Kocharyan trial in Yerevan starts with motion to arrest him
YEREVAN. May 13 (Interfax) - Yerevan Court of General Jurisdiction has begun the hearing of the case involving Armenia's ex-president Robert Kocharyan, who is charged with overthrowing the constitutional system, an Interfax correspondent has reported.
The Monday hearing addresses the issue of the ex-president's arrest, he said.
The trial is open to the public. Robert Kocharyan is present at the court hearing. The ex-president's supporters and relatives greeted him by shouting the word "Freedom!" The ex-president's supporters are holding a protest in front of the court building, demanding his release.
Kocharian's son Levon Kocharian told reporters in court his father was a victim of political persecution.
"I agree with my father that he is being politically persecuted. The charge is not connected with him in any way. I hope the court will make a fair decision," Kocharian said.
On April 30, the Armenian Prosecutor General's Office published a bill of indictment in the case of Kocharyan and several other former high-ranking Armenian officials.
The Armenian Special Investigation Service said earlier it had completed the preliminary inquiry into the case of events March 2008 in which Kocharyan was charged with overthrowing the constitutional system and taking a large bribe. The case and bill of indictment were referred to court.
Other defendants in the case are former Defense Minister Seyran Ohanyan, former Deputy Defense Minister and CSTO Secretary General Yury Khachaturov, and former Presidential Chief of Staff and Prime Minister Armen Gevorkyan.
The case concerns the events of 2008 when Kocharyan was preparing for handing over power to winning candidate Serzh Sargsyan. Protests were organized by followers of presidential candidate Levon Ter-Petrosyan. Armenian authorities dispersed several-thousand-strong protests on March 1, 2008. Ten people were killed, and more than 250 were injured as a result.
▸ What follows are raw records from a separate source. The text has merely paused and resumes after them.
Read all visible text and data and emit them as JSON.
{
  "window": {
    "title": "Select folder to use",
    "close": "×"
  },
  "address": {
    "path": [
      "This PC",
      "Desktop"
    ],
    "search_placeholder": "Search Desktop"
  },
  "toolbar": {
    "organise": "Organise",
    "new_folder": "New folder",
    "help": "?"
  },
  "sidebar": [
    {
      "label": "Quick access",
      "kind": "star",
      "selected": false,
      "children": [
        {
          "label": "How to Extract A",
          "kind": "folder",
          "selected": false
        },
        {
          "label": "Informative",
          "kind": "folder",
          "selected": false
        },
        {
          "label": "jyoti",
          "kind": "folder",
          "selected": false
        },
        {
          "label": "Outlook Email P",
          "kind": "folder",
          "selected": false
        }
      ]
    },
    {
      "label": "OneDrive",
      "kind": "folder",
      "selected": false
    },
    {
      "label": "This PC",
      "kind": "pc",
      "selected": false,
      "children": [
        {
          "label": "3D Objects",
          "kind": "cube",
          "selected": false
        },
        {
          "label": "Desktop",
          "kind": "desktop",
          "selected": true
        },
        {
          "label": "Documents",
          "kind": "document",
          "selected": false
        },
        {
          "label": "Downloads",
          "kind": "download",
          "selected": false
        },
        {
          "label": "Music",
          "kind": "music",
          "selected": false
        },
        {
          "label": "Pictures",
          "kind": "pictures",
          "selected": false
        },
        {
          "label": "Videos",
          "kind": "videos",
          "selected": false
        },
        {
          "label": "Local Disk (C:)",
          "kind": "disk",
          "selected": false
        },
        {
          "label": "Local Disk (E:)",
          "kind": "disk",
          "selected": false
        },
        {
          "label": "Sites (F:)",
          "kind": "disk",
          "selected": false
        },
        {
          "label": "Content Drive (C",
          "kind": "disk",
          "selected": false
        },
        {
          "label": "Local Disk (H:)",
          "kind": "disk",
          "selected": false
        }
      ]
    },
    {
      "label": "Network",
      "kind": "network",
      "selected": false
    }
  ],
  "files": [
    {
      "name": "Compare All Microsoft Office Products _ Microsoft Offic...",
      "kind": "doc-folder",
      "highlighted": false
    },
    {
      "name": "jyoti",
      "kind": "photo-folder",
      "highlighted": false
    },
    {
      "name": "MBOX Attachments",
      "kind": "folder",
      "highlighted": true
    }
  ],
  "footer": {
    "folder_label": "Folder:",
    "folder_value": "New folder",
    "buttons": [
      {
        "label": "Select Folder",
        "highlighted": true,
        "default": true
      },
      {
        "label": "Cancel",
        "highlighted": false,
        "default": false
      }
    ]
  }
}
Incumbent Armenian Prime Minister Nikol Pashinyan was a member of Ter-Petrosyan's campaign in 2008. He was wanted following the riots of March 1, 2008, and surrendered to the authorities in 2009. In January 2010, Pashinyan was sentenced to seven years on counts of mass riots. He was amnestied in May 2011. After being elected prime minister in May 2018, Pashinyan said that the March 1 case would inevitably have to be reopened.